Matthew Mandell, a leader of the group against ARS approval, said: "This proves ARS can't be trusted. ARS has to be watched very carefully. They were drilling without permission. ARS seems to do things on its own."
Weisman and others claimed that Mandell's remark was typical of the misinformation disseminated by opponents of the project.
If the board doesn't approve the sewers, Weisman said he would prefer to see the property sold to the town. When Farrell asked about a septic system, the attorney said if you do that you've bought the site.
Peter Romano, engineer for the project, said a septic tank system could be placed on the property, but it would create a greater environmental risk.
If approved, the sewer would be private at the site, which also is known as The Reserve at Poplar Plains. The sewer line would flow from the Westport site to Norwalk, where the city's sewer treatment plant has the capacity to handle the discharges. Norwalk residences in the area also could plug into the line.
The acrimonious battle between ARS Partners and residents of the area near the F.D. Rich property where the developer wants to build reached the Board of Selectmen Wednesday because it is required under the Town Charter, acting as the Water Pollution Control Authority, to rule on a request for a permit for a sanitary sewer.
The hearing lasted for about 90 minutes and resembled the confrontations of cats that hiss at each other slashing and quarreling but never actually fighting.
Both sides got upset when there were interruptions and several times First Selectwoman Diane Goss Farrell had to ask for order. However, both groups continued to interrupt each other when they were talking to Farrell, and selectmen Carl Leaman and John Izzo.
Town Attorney Ira Bloom advised the board not to vote on the request because two intervenor briefs had been received prior to the meeting. Both briefs cited environmental concerns if the project of 24 or 25 houses becomes a reality.
Acting upon his advice, Farrell and Leaman decided to keep the hearing open until a later date.
Izzo, a Republican, said after the meeting that he preferred voting instead of delaying a decision. He said he already had decided against the ARS development because of environmental concerns. In addition, a usually reliable source said Izzo had offered to talk with some of the opponents of the project.

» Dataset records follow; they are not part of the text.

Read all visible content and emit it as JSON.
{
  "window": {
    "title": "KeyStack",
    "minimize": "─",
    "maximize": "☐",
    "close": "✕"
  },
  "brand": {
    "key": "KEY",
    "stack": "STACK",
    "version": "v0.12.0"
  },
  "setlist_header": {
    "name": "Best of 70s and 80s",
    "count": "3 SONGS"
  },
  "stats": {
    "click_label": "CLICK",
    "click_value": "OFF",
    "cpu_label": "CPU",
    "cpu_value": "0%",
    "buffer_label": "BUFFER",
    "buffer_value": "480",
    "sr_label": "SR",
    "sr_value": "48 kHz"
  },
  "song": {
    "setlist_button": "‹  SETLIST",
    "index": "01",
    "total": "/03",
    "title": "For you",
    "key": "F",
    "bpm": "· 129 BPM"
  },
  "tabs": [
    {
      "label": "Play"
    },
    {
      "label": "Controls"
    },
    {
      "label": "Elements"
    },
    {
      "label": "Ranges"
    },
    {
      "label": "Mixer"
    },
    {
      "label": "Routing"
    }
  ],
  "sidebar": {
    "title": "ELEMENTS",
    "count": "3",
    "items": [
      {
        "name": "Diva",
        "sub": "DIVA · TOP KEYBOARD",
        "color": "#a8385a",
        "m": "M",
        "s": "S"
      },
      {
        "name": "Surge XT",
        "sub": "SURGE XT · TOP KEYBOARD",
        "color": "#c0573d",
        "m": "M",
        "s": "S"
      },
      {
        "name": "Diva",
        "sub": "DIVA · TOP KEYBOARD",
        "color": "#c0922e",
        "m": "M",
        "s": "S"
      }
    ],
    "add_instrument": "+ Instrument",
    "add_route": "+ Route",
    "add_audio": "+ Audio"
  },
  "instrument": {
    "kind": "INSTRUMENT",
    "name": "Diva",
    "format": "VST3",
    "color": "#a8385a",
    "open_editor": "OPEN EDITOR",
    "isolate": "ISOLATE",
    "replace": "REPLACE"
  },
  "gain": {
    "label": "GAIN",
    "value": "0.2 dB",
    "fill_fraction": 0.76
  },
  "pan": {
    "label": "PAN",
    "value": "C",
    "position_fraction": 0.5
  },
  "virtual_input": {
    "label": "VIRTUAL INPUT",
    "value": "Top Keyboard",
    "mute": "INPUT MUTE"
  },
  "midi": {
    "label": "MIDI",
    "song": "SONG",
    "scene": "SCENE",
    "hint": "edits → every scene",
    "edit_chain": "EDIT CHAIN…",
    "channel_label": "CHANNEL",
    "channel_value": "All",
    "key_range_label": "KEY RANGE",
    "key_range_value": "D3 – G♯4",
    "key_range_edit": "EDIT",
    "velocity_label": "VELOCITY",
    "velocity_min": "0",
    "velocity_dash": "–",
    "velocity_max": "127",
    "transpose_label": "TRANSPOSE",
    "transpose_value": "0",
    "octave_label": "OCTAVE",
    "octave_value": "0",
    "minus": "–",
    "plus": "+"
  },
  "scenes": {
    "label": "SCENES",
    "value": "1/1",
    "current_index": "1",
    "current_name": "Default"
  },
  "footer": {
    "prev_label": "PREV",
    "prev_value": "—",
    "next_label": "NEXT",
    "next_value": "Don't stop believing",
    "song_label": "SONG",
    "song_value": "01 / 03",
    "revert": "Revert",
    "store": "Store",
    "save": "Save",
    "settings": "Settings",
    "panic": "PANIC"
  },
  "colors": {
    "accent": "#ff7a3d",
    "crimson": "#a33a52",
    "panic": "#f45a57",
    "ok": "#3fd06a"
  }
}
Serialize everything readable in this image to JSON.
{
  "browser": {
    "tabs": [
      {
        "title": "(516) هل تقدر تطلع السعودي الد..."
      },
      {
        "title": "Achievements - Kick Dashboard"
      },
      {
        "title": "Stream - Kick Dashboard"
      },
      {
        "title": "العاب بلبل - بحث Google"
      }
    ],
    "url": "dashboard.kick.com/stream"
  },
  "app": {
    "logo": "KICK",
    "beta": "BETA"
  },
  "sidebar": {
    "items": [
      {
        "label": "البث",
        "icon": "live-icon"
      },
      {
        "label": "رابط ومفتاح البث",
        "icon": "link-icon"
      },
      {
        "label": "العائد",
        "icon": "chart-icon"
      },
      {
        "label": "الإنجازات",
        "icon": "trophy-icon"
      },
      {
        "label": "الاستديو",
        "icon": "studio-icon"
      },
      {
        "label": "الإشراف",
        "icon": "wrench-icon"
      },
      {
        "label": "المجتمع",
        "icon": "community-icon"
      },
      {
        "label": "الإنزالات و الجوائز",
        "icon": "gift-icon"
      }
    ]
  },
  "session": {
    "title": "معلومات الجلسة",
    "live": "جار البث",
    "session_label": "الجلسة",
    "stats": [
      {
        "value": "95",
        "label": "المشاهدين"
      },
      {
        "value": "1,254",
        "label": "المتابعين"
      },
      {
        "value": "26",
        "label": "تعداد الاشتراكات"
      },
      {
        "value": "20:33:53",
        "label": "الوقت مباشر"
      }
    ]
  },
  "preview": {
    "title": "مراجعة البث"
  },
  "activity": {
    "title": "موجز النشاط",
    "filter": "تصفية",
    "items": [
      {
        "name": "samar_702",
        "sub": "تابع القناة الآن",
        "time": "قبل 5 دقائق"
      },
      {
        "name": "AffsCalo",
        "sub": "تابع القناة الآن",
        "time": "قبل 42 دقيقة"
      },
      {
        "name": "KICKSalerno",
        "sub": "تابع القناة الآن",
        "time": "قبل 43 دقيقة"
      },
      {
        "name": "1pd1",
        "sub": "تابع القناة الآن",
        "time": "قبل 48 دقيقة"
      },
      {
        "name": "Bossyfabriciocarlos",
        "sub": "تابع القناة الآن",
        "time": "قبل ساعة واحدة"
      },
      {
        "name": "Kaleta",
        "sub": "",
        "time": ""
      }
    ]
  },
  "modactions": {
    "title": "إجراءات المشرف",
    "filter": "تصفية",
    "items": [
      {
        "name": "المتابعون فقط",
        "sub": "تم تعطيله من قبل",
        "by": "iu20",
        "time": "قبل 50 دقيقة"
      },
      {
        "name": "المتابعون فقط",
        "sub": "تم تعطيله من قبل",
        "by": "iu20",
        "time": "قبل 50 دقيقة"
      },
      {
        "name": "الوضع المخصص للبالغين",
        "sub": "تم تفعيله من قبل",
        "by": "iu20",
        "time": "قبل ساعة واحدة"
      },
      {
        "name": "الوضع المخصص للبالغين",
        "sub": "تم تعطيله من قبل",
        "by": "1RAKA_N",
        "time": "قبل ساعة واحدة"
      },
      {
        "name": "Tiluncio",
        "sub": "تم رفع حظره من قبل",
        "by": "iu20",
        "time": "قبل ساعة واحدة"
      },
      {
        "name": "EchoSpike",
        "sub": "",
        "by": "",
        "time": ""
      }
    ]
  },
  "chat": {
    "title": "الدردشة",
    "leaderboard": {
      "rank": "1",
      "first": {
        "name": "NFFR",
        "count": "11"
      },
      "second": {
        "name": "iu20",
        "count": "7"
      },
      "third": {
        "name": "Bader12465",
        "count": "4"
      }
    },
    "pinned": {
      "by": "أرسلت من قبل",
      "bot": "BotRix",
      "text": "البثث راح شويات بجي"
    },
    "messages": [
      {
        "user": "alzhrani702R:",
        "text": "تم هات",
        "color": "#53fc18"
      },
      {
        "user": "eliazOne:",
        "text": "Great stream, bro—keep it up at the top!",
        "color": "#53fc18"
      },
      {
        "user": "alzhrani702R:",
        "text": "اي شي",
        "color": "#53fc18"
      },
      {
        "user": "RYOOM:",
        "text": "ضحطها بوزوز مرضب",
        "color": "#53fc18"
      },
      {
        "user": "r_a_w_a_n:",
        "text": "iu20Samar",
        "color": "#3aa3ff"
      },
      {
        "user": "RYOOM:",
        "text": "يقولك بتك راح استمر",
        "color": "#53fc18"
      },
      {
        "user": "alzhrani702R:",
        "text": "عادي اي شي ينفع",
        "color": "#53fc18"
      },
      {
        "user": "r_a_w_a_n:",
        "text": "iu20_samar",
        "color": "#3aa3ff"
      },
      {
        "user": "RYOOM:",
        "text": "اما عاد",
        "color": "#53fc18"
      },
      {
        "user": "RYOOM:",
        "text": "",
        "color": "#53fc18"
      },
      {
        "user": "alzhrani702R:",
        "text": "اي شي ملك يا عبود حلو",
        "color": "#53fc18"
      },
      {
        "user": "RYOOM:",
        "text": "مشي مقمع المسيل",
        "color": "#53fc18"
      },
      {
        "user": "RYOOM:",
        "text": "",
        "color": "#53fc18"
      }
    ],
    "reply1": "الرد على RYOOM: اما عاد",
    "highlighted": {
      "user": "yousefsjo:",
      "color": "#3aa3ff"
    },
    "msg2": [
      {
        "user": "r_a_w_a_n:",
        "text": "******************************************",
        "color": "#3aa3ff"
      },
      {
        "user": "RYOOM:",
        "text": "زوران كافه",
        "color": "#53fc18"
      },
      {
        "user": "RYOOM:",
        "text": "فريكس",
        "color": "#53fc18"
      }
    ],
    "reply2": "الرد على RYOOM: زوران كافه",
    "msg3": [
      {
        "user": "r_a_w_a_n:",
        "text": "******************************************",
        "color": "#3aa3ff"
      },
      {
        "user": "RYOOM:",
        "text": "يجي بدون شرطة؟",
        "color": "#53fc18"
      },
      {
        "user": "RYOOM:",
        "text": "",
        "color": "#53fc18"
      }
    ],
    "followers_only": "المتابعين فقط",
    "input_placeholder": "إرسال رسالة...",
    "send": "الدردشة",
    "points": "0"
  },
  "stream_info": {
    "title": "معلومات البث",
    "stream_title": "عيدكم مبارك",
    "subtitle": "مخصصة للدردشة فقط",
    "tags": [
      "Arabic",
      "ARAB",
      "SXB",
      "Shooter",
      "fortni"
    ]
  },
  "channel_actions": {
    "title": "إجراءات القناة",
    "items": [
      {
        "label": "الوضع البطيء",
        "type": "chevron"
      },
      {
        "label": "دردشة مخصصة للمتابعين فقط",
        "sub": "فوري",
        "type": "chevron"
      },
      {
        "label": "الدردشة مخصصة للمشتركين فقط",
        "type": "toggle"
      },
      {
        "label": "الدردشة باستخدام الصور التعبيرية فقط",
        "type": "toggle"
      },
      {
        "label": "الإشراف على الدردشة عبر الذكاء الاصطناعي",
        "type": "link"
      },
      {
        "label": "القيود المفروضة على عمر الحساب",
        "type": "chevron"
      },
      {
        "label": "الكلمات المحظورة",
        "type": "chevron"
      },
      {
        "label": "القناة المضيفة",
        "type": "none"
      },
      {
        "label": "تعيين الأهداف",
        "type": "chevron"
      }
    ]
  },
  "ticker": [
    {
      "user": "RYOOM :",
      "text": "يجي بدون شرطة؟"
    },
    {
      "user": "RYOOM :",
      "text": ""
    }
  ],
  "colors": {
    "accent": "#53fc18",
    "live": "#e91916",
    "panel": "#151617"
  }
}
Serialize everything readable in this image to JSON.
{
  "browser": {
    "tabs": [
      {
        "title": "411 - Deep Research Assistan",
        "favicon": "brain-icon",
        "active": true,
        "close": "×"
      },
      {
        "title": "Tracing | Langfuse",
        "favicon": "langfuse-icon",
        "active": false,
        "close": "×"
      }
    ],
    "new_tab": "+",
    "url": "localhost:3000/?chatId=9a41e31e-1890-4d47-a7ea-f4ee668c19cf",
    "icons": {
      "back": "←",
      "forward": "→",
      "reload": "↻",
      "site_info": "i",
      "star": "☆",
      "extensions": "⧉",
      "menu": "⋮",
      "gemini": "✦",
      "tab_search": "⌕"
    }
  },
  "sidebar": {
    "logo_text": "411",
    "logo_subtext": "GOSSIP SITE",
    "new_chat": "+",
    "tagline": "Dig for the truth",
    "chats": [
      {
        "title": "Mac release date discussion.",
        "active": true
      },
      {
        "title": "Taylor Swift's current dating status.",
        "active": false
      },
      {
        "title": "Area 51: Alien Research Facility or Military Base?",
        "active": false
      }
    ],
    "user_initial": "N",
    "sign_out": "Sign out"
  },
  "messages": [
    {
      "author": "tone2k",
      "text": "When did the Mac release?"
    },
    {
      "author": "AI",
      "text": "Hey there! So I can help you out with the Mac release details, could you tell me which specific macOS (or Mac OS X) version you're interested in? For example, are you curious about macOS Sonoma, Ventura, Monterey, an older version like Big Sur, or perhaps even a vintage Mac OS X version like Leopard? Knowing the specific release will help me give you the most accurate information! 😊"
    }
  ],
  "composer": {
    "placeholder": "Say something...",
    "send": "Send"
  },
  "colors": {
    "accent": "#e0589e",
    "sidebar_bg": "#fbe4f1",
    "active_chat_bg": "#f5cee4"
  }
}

The sewer approval by the selectmen is needed in order for the Planning and Zoning Commission to review the proposed project.
In the past, during sessions with the Conservation Commission, opponents of ARS questioned the town's liability if the project is approved and also asked who would own the sewer once the project was completed.
The issue arose again Wednesday and when Weisman said that it would be in the deed and owned by a home owners association, critics claimed that the town could end up paying if there is a sewer problem.
The tensions mounted during the part of the meeting in which residents near the site voiced their objections.
"My only goal is to protect wetlands," said Mandell of Partrick Road. He also said that he saw no benefit to the project other than the fact that Norwalk would take the project's waste water. "If this is approved it will be a detriment and a disaster," he said. "There is no benefit to Westport on its citizens." Mandell also claimed that regulations don't deal with private sewers.
Adam Stolpen, of Spring Hill Road, reminded the board that its decision isn't made in a vacuum and that the environmental impact has to be considered.
Wilton Road resident Chet Harlow cautioned that the selectmen shouldn't assume that it is a done deal. He noted the Conservation Commission decision is being challenged in court and the Planning and Zoning Commission still has to review the project. "Any decision would seem premature and ill-advised," he said.
The last part of the meeting was less acrimonious, and most of it dealt with technical questions by Farrell and Leaman, such as deed restrictions, escrow accounts, the drilling by ARS and a comparison of sewers and septic systems.
The board is scheduled to meet on Jan. 22 at which time the main topic will be speed humps. A date for the continued hearing on the sewers wasn't decided upon.